Our feminists are famous for faux outrage and political correctness taken to ridiculous extremes; but their collective chagrin triggered by phrases such as ‘Do take ki larki’ was a sight to behold, making Qamar the ultimate nemesis of the feminists. Many of his shortcomings can be overlooked considering this alone. The fact that the play couldn’t be accused of being nuanced or sophisticated was also a major factor behind its success. Whether by design, accident, or the author’s limitation the rather crude treatment meant that it didn’t go over the heads of feminists, who aren’t the brightest bulbs imaginable. The discourse was just intelligent enough to offend the liberal crowd, and not an iota more.
Not to say that the feminists were the only offended parties. The traditionalists who believe that life imitates art also complained that by showing a character such as Mehwish, the producers were putting ideas into the heads of impressionable girls. For the creators though, there’s nothing like publicity – good, bad or any other variety. So long as the play isn’t taken off the air, controversy is good. It would have been a whole different story, of course, if it was banned; or some cleric was asked to decide whether it was ‘safe’ for public (the fate of Sarmad Khoosat’s Zindagi Tamasha). Of course, with ARY there was little chance of that happening.

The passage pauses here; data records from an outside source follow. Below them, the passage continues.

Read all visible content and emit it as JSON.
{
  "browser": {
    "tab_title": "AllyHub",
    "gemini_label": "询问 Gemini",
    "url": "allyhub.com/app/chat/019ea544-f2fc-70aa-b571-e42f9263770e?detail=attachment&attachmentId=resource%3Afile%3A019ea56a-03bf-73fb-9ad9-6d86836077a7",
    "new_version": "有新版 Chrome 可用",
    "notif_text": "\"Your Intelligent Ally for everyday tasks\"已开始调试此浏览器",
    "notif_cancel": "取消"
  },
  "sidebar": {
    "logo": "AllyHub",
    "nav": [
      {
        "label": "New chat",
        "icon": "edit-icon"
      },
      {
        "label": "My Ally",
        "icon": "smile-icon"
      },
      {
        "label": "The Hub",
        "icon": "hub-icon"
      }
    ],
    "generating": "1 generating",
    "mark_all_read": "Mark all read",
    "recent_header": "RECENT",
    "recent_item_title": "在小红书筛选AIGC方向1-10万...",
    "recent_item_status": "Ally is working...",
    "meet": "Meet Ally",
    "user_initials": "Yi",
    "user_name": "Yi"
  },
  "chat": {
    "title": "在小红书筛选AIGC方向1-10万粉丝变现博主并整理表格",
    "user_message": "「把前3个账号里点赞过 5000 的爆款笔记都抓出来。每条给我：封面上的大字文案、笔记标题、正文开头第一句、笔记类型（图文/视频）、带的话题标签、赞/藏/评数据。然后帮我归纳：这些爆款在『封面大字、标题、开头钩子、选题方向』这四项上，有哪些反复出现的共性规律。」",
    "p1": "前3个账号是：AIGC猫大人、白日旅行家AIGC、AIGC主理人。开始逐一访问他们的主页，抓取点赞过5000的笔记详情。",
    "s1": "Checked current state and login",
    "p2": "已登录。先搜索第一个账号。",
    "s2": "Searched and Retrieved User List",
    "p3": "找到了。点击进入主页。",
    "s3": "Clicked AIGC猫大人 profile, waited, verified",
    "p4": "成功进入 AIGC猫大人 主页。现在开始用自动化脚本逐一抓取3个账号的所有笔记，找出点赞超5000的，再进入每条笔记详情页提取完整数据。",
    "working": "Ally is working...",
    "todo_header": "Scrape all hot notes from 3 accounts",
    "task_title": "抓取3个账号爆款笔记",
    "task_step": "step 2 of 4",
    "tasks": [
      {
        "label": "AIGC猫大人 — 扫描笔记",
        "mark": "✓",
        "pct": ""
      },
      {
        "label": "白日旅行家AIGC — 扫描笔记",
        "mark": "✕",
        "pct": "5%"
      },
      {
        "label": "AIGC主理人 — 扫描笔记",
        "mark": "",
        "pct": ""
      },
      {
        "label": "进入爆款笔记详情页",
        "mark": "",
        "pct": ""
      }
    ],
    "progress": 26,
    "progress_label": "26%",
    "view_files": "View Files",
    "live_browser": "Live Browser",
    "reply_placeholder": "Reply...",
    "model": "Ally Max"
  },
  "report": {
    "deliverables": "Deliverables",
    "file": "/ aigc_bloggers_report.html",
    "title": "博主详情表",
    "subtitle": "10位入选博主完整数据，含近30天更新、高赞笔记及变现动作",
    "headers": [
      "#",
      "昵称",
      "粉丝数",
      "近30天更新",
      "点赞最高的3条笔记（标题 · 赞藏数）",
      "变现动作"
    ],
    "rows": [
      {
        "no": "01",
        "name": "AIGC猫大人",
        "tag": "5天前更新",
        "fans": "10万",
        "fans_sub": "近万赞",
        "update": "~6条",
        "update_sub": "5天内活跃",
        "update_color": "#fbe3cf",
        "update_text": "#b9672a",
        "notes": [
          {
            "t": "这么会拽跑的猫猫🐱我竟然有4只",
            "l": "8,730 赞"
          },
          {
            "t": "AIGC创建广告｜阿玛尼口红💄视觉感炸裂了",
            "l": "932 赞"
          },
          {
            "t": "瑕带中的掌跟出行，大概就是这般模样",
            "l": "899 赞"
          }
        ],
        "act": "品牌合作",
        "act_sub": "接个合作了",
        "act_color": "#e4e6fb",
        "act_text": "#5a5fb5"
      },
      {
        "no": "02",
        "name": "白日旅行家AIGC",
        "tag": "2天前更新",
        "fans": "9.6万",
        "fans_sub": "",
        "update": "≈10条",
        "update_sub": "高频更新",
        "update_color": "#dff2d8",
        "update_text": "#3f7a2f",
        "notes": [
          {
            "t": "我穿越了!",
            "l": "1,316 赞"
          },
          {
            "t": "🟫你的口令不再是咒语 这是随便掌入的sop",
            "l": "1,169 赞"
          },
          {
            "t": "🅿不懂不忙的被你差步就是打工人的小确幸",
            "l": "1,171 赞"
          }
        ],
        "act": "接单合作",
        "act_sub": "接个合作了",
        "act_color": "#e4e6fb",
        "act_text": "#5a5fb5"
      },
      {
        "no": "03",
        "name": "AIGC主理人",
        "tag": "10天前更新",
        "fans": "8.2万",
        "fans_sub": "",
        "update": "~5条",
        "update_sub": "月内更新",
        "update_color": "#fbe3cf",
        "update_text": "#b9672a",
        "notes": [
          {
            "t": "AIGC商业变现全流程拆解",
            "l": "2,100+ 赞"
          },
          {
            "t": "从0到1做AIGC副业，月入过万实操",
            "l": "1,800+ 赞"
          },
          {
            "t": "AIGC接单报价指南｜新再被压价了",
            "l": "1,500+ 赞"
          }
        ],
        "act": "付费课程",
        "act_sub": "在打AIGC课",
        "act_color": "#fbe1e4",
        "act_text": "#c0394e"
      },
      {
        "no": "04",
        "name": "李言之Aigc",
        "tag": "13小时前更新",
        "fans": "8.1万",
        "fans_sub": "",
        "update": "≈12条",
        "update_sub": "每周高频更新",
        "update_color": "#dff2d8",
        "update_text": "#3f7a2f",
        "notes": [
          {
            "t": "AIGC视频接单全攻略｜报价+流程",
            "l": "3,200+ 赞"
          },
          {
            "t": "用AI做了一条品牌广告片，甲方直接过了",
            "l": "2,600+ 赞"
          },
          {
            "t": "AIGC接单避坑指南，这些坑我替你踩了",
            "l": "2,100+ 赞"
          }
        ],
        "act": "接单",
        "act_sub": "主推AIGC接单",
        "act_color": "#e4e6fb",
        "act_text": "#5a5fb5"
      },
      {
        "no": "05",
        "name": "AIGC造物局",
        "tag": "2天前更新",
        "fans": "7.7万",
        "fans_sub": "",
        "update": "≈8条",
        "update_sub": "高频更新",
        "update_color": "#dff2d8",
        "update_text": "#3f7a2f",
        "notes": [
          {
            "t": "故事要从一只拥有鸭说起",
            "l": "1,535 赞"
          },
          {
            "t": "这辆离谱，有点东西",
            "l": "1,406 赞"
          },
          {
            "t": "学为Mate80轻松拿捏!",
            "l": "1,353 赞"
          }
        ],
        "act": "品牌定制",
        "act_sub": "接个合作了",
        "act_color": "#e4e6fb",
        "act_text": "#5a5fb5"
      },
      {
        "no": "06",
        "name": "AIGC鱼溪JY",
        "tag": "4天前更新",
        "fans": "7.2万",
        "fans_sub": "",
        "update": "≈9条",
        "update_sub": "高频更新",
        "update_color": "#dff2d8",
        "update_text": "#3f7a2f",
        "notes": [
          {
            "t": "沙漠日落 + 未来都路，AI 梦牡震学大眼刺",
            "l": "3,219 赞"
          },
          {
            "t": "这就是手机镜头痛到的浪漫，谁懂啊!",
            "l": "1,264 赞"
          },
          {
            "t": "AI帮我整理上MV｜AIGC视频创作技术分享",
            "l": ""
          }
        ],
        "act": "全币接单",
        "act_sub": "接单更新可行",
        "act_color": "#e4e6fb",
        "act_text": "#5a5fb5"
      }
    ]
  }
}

For good measure, Qamar had also thrown in a hackneyed child character; which for some unknown reasons our audiences can never have enough of, in plays as well as in ads. In fact, the cheesier his lines (‘Will you marry my father?’ for instance, with the whole on-his-knee routine) the more his popularity and hence the popularity of the show. In short, the play had everything for the Pakistani audience.